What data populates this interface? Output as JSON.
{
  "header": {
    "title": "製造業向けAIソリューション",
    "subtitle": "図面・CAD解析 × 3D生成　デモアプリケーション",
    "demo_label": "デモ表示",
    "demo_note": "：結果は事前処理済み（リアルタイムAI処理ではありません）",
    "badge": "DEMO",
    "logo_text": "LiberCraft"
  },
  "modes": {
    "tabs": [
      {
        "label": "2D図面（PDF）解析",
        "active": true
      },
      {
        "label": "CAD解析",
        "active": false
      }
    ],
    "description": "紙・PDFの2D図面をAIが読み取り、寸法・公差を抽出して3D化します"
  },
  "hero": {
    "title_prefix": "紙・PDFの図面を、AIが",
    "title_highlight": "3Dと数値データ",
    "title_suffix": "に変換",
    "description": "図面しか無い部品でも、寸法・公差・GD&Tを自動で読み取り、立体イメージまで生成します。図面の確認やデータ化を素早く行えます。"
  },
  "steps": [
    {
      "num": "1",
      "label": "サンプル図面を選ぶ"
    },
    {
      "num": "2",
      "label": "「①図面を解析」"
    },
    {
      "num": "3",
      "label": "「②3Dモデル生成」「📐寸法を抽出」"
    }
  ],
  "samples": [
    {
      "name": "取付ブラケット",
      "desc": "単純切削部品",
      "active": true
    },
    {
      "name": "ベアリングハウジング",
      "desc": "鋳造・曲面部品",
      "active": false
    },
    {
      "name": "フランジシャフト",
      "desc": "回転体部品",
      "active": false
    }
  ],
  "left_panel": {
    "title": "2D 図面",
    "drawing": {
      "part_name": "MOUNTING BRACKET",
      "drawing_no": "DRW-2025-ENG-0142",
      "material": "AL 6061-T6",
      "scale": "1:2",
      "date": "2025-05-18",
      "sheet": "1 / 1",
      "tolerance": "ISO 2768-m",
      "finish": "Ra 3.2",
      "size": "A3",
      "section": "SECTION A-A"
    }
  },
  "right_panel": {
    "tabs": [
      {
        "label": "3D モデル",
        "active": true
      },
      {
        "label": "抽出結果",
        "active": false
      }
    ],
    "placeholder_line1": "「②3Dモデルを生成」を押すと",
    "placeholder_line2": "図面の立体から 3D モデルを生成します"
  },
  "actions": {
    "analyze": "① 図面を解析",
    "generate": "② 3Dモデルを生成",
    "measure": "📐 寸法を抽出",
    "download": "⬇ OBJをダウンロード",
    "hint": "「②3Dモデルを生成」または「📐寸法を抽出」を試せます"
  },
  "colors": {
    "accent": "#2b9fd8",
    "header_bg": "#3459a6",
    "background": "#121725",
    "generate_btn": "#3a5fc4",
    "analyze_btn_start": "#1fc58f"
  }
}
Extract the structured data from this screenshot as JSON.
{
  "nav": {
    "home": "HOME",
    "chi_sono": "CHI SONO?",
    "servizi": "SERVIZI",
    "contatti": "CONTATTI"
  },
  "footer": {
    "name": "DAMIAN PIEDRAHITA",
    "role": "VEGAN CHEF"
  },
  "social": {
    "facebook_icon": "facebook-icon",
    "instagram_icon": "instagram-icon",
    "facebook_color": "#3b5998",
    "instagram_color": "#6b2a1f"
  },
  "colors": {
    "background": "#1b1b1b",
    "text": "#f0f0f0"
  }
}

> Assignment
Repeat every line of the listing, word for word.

> Result of this task
What data populates this interface? Output as JSON.
{
  "header": {
    "title": "製造業向けAIソリューション",
    "subtitle": "図面・CAD解析 × 3D生成　デモアプリケーション",
    "demo_label": "デモ表示",
    "demo_note": "：結果は事前処理済み（リアルタイムAI処理ではありません）",
    "badge": "DEMO",
    "logo_text": "LiberCraft"
  },
  "modes": {
    "tabs": [
      {
        "label": "2D図面（PDF）解析",
        "active": true
      },
      {
        "label": "CAD解析",
        "active": false
      }
    ],
    "description": "紙・PDFの2D図面をAIが読み取り、寸法・公差を抽出して3D化します"
  },
  "hero": {
    "title_prefix": "紙・PDFの図面を、AIが",
    "title_highlight": "3Dと数値データ",
    "title_suffix": "に変換",
    "description": "図面しか無い部品でも、寸法・公差・GD&Tを自動で読み取り、立体イメージまで生成します。図面の確認やデータ化を素早く行えます。"
  },
  "steps": [
    {
      "num": "1",
      "label": "サンプル図面を選ぶ"
    },
    {
      "num": "2",
      "label": "「①図面を解析」"
    },
    {
      "num": "3",
      "label": "「②3Dモデル生成」「📐寸法を抽出」"
    }
  ],
  "samples": [
    {
      "name": "取付ブラケット",
      "desc": "単純切削部品",
      "active": true
    },
    {
      "name": "ベアリングハウジング",
      "desc": "鋳造・曲面部品",
      "active": false
    },
    {
      "name": "フランジシャフト",
      "desc": "回転体部品",
      "active": false
    }
  ],
  "left_panel": {
    "title": "2D 図面",
    "drawing": {
      "part_name": "MOUNTING BRACKET",
      "drawing_no": "DRW-2025-ENG-0142",
      "material": "AL 6061-T6",
      "scale": "1:2",
      "date": "2025-05-18",
      "sheet": "1 / 1",
      "tolerance": "ISO 2768-m",
      "finish": "Ra 3.2",
      "size": "A3",
      "section": "SECTION A-A"
    }
  },
  "right_panel": {
    "tabs": [
      {
        "label": "3D モデル",
        "active": true
      },
      {
        "label": "抽出結果",
        "active": false
      }
    ],
    "placeholder_line1": "「②3Dモデルを生成」を押すと",
    "placeholder_line2": "図面の立体から 3D モデルを生成します"
  },
  "actions": {
    "analyze": "① 図面を解析",
    "generate": "② 3Dモデルを生成",
    "measure": "📐 寸法を抽出",
    "download": "⬇ OBJをダウンロード",
    "hint": "「②3Dモデルを生成」または「📐寸法を抽出」を試せます"
  },
  "colors": {
    "accent": "#2b9fd8",
    "header_bg": "#3459a6",
    "background": "#121725",
    "generate_btn": "#3a5fc4",
    "analyze_btn_start": "#1fc58f"
  }
}
Extract the structured data from this screenshot as JSON.
{
  "nav": {
    "home": "HOME",
    "chi_sono": "CHI SONO?",
    "servizi": "SERVIZI",
    "contatti": "CONTATTI"
  },
  "footer": {
    "name": "DAMIAN PIEDRAHITA",
    "role": "VEGAN CHEF"
  },
  "social": {
    "facebook_icon": "facebook-icon",
    "instagram_icon": "instagram-icon",
    "facebook_color": "#3b5998",
    "instagram_color": "#6b2a1f"
  },
  "colors": {
    "background": "#1b1b1b",
    "text": "#f0f0f0"
  }
}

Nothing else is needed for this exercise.